Tolerance to shade is a desired trait for cool-season turfgrasses, but improvement in shade tolerance has been challenging. Selection for shade tolerance in the field can be difficult due to large amounts of variation in shade intensity and the duration. The fine fescue (Festuca ssp.) turfgrasses are shade tolerant turfgrasses; however, there has been little investigation into the variability for shade tolerance within and among this turfgrass group. The objective of this study was to evaluate the use of a greenhouse-based approach for selecting of improved shade tolerance among the fine fescues. Poster (PDF file) here.
Golf course superintendents’ knowledge of variability within fairways
By Chase Straw and Brian Horgan
Precision turfgrass management (PTM) relies heavily on mapping technologies (e.g. drones, GPS-equipped sensor devices) for identifying variability within turfgrass systems to implement variable rate or site-specific applications that can reduce management inputs.

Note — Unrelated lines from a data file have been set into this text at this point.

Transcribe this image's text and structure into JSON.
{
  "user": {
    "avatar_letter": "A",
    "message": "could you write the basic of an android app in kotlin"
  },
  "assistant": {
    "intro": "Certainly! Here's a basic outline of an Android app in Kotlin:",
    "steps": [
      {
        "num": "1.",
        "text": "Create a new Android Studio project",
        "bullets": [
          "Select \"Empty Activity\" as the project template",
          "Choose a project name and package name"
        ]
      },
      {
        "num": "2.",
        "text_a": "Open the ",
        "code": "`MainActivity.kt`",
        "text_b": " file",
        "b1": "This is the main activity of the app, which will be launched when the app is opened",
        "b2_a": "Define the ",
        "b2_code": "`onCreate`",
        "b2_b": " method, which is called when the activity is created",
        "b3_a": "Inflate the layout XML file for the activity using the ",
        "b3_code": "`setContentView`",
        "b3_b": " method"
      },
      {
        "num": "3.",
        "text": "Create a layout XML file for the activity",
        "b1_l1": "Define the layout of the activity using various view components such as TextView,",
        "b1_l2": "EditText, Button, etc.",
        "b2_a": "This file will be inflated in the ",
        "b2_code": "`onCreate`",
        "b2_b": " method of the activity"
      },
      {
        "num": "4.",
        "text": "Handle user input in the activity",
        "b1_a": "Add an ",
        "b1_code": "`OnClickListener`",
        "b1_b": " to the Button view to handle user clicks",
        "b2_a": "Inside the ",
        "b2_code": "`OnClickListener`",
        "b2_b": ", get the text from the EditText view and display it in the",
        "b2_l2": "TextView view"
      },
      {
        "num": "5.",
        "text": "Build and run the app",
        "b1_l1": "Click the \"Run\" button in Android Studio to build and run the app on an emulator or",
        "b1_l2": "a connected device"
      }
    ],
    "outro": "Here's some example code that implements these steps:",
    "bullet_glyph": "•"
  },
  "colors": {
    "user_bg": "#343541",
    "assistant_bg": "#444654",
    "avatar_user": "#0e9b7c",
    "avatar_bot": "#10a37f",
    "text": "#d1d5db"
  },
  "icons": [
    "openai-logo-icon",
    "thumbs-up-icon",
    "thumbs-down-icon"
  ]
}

Despite recent advancements of mapping technologies in turfgrass, a number of factors have inhibited widespread adoption amongst managers; for example, cost and training associated with obtaining, analyzing, and interpreting spatial data. The objectives of this study were to gain understanding of golf course superintendent’s perceptions and knowledge of soil moisture and turfgrass quality variability within their fairways and identify golf course superintendent’s perceived value and possible use of soil moisture and turfgrass quality interpolated maps. Poster (PDF file) here.
Performance of turfgrass cultivars in multiple northern U.S. roadside environments
By Eric Watkins, Jon M. Trappe, Mark J. Renz, James A. Murphy, Bradley S. Park and Kevin W. Frank
Survival of turf along roadsides is a challenge in many states in the central and northern U.S. due to stresses that include high levels of salt from deicing operations, drought stress from a lack of irrigation, and temperature extremes. State departments of transportation recommend mixtures for various roadside environments; however, many of these mixture recommendations are either outdated or are developed without supporting research data collected by an unbiased source. The objective of this study was to assess potential roadside turfgrasses across multiple states in the northern U.S. to generate unbiased data for use by public agencies. Poster (PDF file) here.
Determining optimal nitrogen fertility rates for reduced-input fine fescue putting greens
By Dominic P. Petrella, Sam Bauer, Brian Horgan and Eric Watkins
The use of nitrogen fertilizers on golf courses is scrutinized worldwide. Identifying alternatives to creeping bentgrass (Agrostis stolonifera L.) for putting greens may help decrease nitrogen use while maintaining turfgrass quality. Fine fescues, known for lower nitrogen requirements and reduced input management, are used for putting greens in northern Europe, Ireland, the UK, and other European countries, but have received limited attention in the U.S. The objective of this study was to determine the optimum annual nitrogen fertilizer rate for maintaining a reduced input fine fescue putting green in Minnesota. Poster (PDF file) here.
Using R based image analysis to quantify rust on perennial ryegrass
By Garett Heineck, Eric Watkins, Jacob Jungers and Ian McNish
Crown and stem rust caused by Puccinia coronata f. sp. lolii and Puccinia graminis subsp. graminicola are major diseases of perennial ryegrass (Lolium perenne L.) when grown for turfgrass, forage, and seed. Plant breeders and pathologists often quantify rust severity in the field using the modified Cobb scale, but this method is subjective, labor intensive, and dependent on the skill and experience of the scorer. Our objective was to develop a novel, open-source system that couples both ImageJ and R to quantify rust severity on simple RGB images. Poster (PDF file) here.